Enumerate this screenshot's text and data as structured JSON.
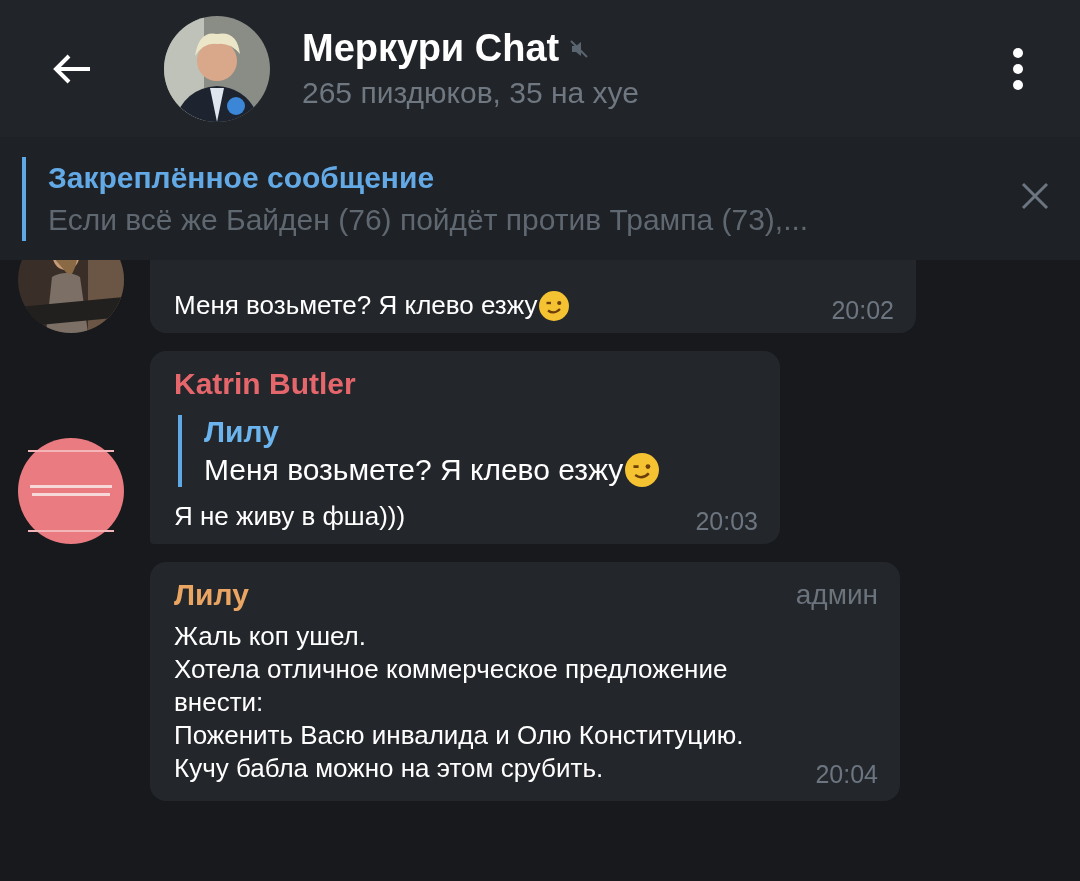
{
  "header": {
    "title": "Меркури Chat",
    "muted": true,
    "subtitle": "265 пиздюков, 35 на хуе"
  },
  "pinned": {
    "label": "Закреплённое сообщение",
    "text": "Если всё же Байден (76) пойдёт против Трампа (73),..."
  },
  "messages": [
    {
      "kind": "plain",
      "text": "Меня возьмете? Я клево езжу",
      "emoji": true,
      "time": "20:02"
    },
    {
      "kind": "reply",
      "sender": "Katrin Butler",
      "color": "#e5666b",
      "reply": {
        "name": "Лилу",
        "text": "Меня возьмете? Я клево езжу",
        "emoji": true
      },
      "text": "Я не живу в фша)))",
      "time": "20:03"
    },
    {
      "kind": "admin",
      "sender": "Лилу",
      "color": "#eaa563",
      "badge": "админ",
      "lines": [
        "Жаль коп ушел.",
        "Хотела отличное коммерческое предложение внести:",
        "Поженить Васю инвалида и Олю Конституцию.",
        "Кучу бабла можно на этом срубить."
      ],
      "time": "20:04"
    }
  ]
}
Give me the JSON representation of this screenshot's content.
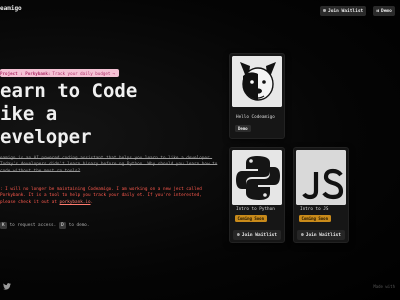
{
  "header": {
    "logo": "eamigo",
    "join_waitlist": "Join Waitlist",
    "demo": "Demo"
  },
  "banner": {
    "project_label": "Project : Porkybank:",
    "tagline": "Track your daily budget",
    "arrow": "→"
  },
  "hero": {
    "line1": "earn to Code",
    "line2": "ike a",
    "line3": "eveloper",
    "description": "eamigo is an AI powered coding assistant that helps you learn to  like a developer. Today's developers didn't learn binary before  ng Python. Why should you learn how to code without the most  rn tools?",
    "notice_before": ": I will no longer be maintaining Codeamigo. I am working on a new  ject called Porkybank. It is a tool to help you track your daily  et. If you're interested, please check it out at ",
    "notice_link": "porkybank.io",
    "notice_after": "."
  },
  "shortcut": {
    "key1": "K",
    "middle": "to request access.",
    "key2": "D",
    "end": "to demo."
  },
  "cards": [
    {
      "title": "Hello Codeamigo",
      "badge": "Demo",
      "icon": "dog-icon"
    },
    {
      "title": "Intro to Python",
      "badge": "Coming Soon",
      "button": "Join Waitlist",
      "icon": "python-icon"
    },
    {
      "title": "Intro to JS",
      "badge": "Coming Soon",
      "button": "Join Waitlist",
      "icon": "js-icon"
    }
  ],
  "footer": {
    "twitter_icon": "twitter-icon",
    "right_text": "Made with"
  },
  "colors": {
    "banner_bg": "#f4c2d4",
    "notice": "#ff5a4e",
    "coming_soon": "#c88a1a"
  }
}
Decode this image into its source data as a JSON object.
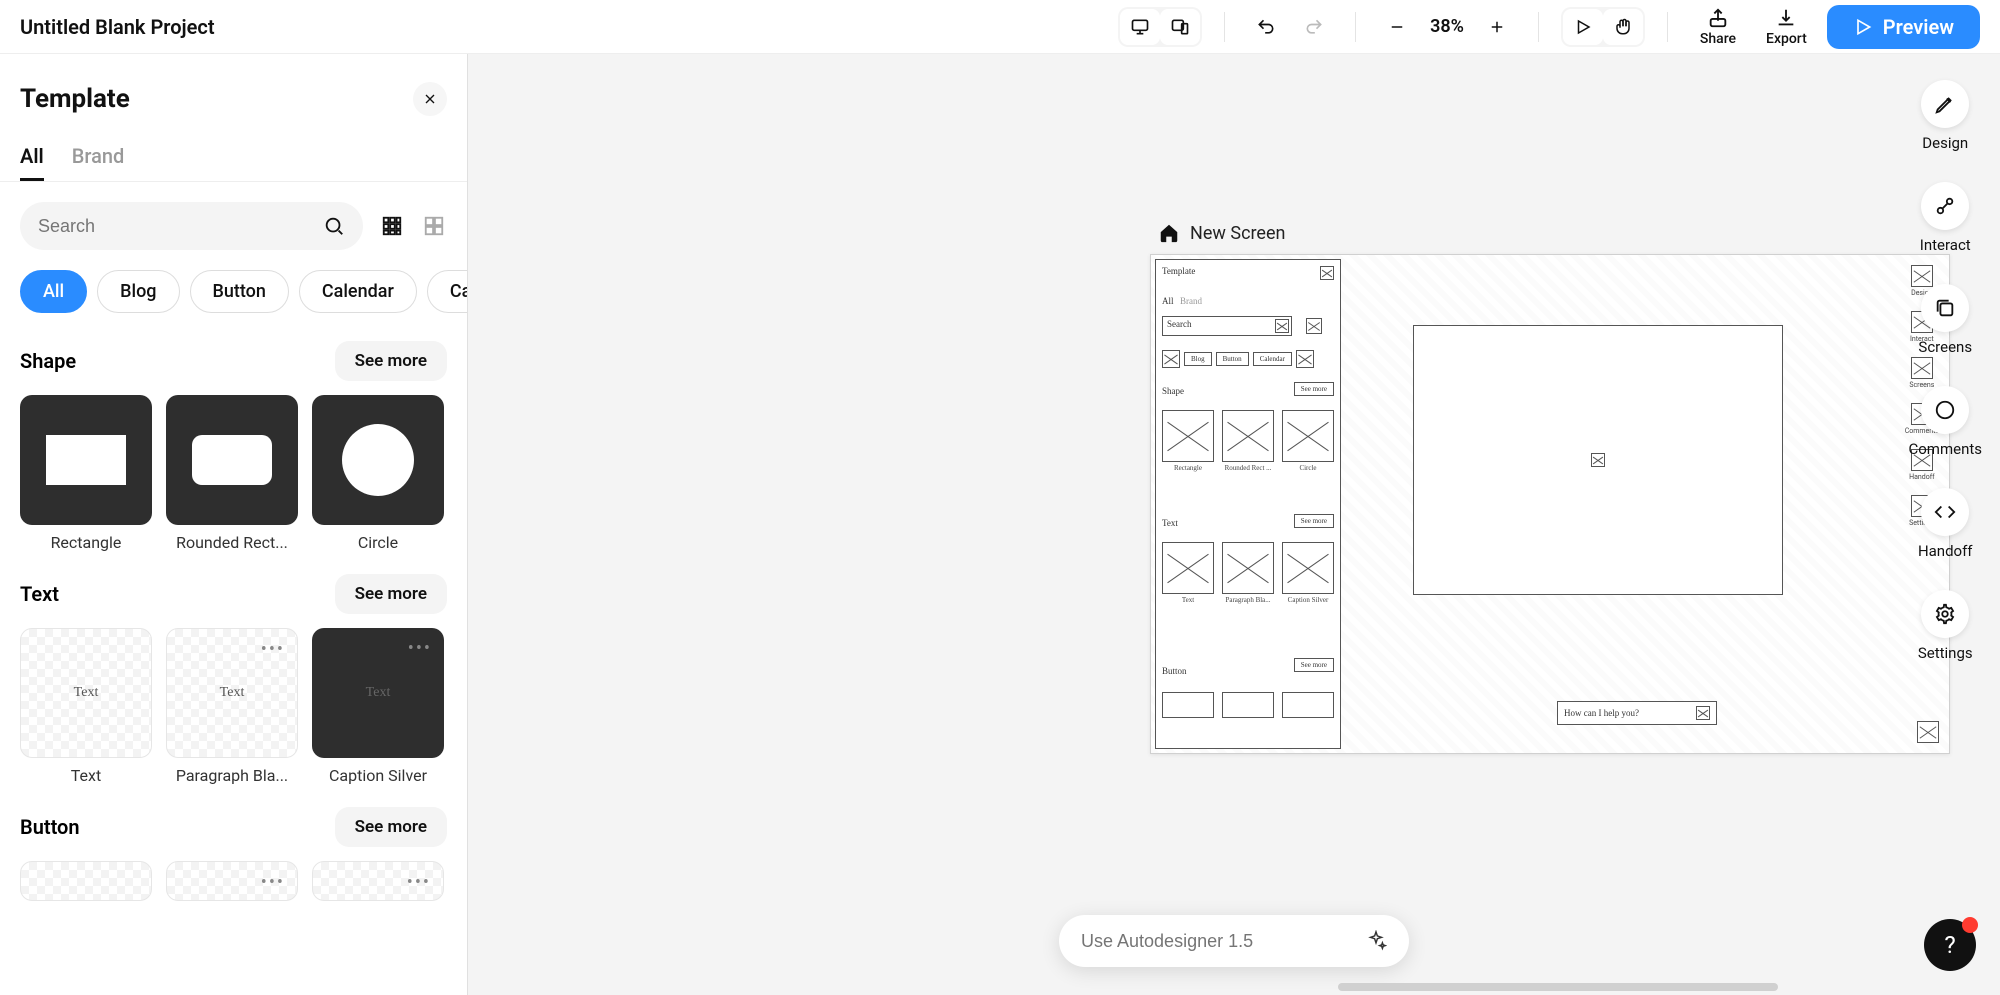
{
  "topbar": {
    "project_title": "Untitled Blank Project",
    "zoom": "38%",
    "share": "Share",
    "export": "Export",
    "preview": "Preview"
  },
  "panel": {
    "title": "Template",
    "tabs": {
      "all": "All",
      "brand": "Brand"
    },
    "search_placeholder": "Search",
    "chips": {
      "all": "All",
      "blog": "Blog",
      "button": "Button",
      "calendar": "Calendar",
      "more": "Ca"
    },
    "see_more": "See more",
    "sections": {
      "shape": {
        "title": "Shape",
        "items": [
          "Rectangle",
          "Rounded Rect...",
          "Circle"
        ]
      },
      "text": {
        "title": "Text",
        "items": [
          "Text",
          "Paragraph Bla...",
          "Caption Silver"
        ]
      },
      "button": {
        "title": "Button"
      }
    }
  },
  "canvas": {
    "screen_label": "New Screen",
    "wf": {
      "panel_title": "Template",
      "tab_a": "All",
      "tab_b": "Brand",
      "search": "Search",
      "chip_blog": "Blog",
      "chip_button": "Button",
      "chip_calendar": "Calendar",
      "section_shape": "Shape",
      "seemore": "See more",
      "item_rect": "Rectangle",
      "item_round": "Rounded Rect ...",
      "item_circle": "Circle",
      "section_text": "Text",
      "item_text": "Text",
      "item_para": "Paragraph Bla...",
      "item_caption": "Caption Silver",
      "section_button": "Button",
      "prompt": "How can I help you?",
      "r_design": "Design",
      "r_interact": "Interact",
      "r_screens": "Screens",
      "r_comments": "Comments",
      "r_handoff": "Handoff",
      "r_settings": "Settings"
    }
  },
  "ai_bar": {
    "placeholder": "Use Autodesigner 1.5"
  },
  "rail": {
    "design": "Design",
    "interact": "Interact",
    "screens": "Screens",
    "comments": "Comments",
    "handoff": "Handoff",
    "settings": "Settings"
  }
}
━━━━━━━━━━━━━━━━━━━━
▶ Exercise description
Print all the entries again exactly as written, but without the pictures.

▶ Task answer
Enumerate this screenshot's text and data as structured JSON.
{
  "header": {
    "title": "Меркури Chat",
    "muted": true,
    "subtitle": "265 пиздюков, 35 на хуе"
  },
  "pinned": {
    "label": "Закреплённое сообщение",
    "text": "Если всё же Байден (76) пойдёт против Трампа (73),..."
  },
  "messages": [
    {
      "kind": "plain",
      "text": "Меня возьмете? Я клево езжу",
      "emoji": true,
      "time": "20:02"
    },
    {
      "kind": "reply",
      "sender": "Katrin Butler",
      "color": "#e5666b",
      "reply": {
        "name": "Лилу",
        "text": "Меня возьмете? Я клево езжу",
        "emoji": true
      },
      "text": "Я не живу в фша)))",
      "time": "20:03"
    },
    {
      "kind": "admin",
      "sender": "Лилу",
      "color": "#eaa563",
      "badge": "админ",
      "lines": [
        "Жаль коп ушел.",
        "Хотела отличное коммерческое предложение внести:",
        "Поженить Васю инвалида и Олю Конституцию.",
        "Кучу бабла можно на этом срубить."
      ],
      "time": "20:04"
    }
  ]
}
Give me the JSON representation of this screenshot's content.
{
  "header": {
    "logo": "eamigo",
    "join_waitlist": "Join Waitlist",
    "demo": "Demo"
  },
  "banner": {
    "project_label": "Project : Porkybank:",
    "tagline": "Track your daily budget",
    "arrow": "→"
  },
  "hero": {
    "line1": "earn to Code",
    "line2": "ike a",
    "line3": "eveloper",
    "description": "eamigo is an AI powered coding assistant that helps you learn to  like a developer. Today's developers didn't learn binary before  ng Python. Why should you learn how to code without the most  rn tools?",
    "notice_before": ": I will no longer be maintaining Codeamigo. I am working on a new  ject called Porkybank. It is a tool to help you track your daily  et. If you're interested, please check it out at ",
    "notice_link": "porkybank.io",
    "notice_after": "."
  },
  "shortcut": {
    "key1": "K",
    "middle": "to request access.",
    "key2": "D",
    "end": "to demo."
  },
  "cards": [
    {
      "title": "Hello Codeamigo",
      "badge": "Demo",
      "icon": "dog-icon"
    },
    {
      "title": "Intro to Python",
      "badge": "Coming Soon",
      "button": "Join Waitlist",
      "icon": "python-icon"
    },
    {
      "title": "Intro to JS",
      "badge": "Coming Soon",
      "button": "Join Waitlist",
      "icon": "js-icon"
    }
  ],
  "footer": {
    "twitter_icon": "twitter-icon",
    "right_text": "Made with"
  },
  "colors": {
    "banner_bg": "#f4c2d4",
    "notice": "#ff5a4e",
    "coming_soon": "#c88a1a"
  }
}
Decode this image into its source data as a JSON object.
{
  "topbar": {
    "project_title": "Untitled Blank Project",
    "zoom": "38%",
    "share": "Share",
    "export": "Export",
    "preview": "Preview"
  },
  "panel": {
    "title": "Template",
    "tabs": {
      "all": "All",
      "brand": "Brand"
    },
    "search_placeholder": "Search",
    "chips": {
      "all": "All",
      "blog": "Blog",
      "button": "Button",
      "calendar": "Calendar",
      "more": "Ca"
    },
    "see_more": "See more",
    "sections": {
      "shape": {
        "title": "Shape",
        "items": [
          "Rectangle",
          "Rounded Rect...",
          "Circle"
        ]
      },
      "text": {
        "title": "Text",
        "items": [
          "Text",
          "Paragraph Bla...",
          "Caption Silver"
        ]
      },
      "button": {
        "title": "Button"
      }
    }
  },
  "canvas": {
    "screen_label": "New Screen",
    "wf": {
      "panel_title": "Template",
      "tab_a": "All",
      "tab_b": "Brand",
      "search": "Search",
      "chip_blog": "Blog",
      "chip_button": "Button",
      "chip_calendar": "Calendar",
      "section_shape": "Shape",
      "seemore": "See more",
      "item_rect": "Rectangle",
      "item_round": "Rounded Rect ...",
      "item_circle": "Circle",
      "section_text": "Text",
      "item_text": "Text",
      "item_para": "Paragraph Bla...",
      "item_caption": "Caption Silver",
      "section_button": "Button",
      "prompt": "How can I help you?",
      "r_design": "Design",
      "r_interact": "Interact",
      "r_screens": "Screens",
      "r_comments": "Comments",
      "r_handoff": "Handoff",
      "r_settings": "Settings"
    }
  },
  "ai_bar": {
    "placeholder": "Use Autodesigner 1.5"
  },
  "rail": {
    "design": "Design",
    "interact": "Interact",
    "screens": "Screens",
    "comments": "Comments",
    "handoff": "Handoff",
    "settings": "Settings"
  }
}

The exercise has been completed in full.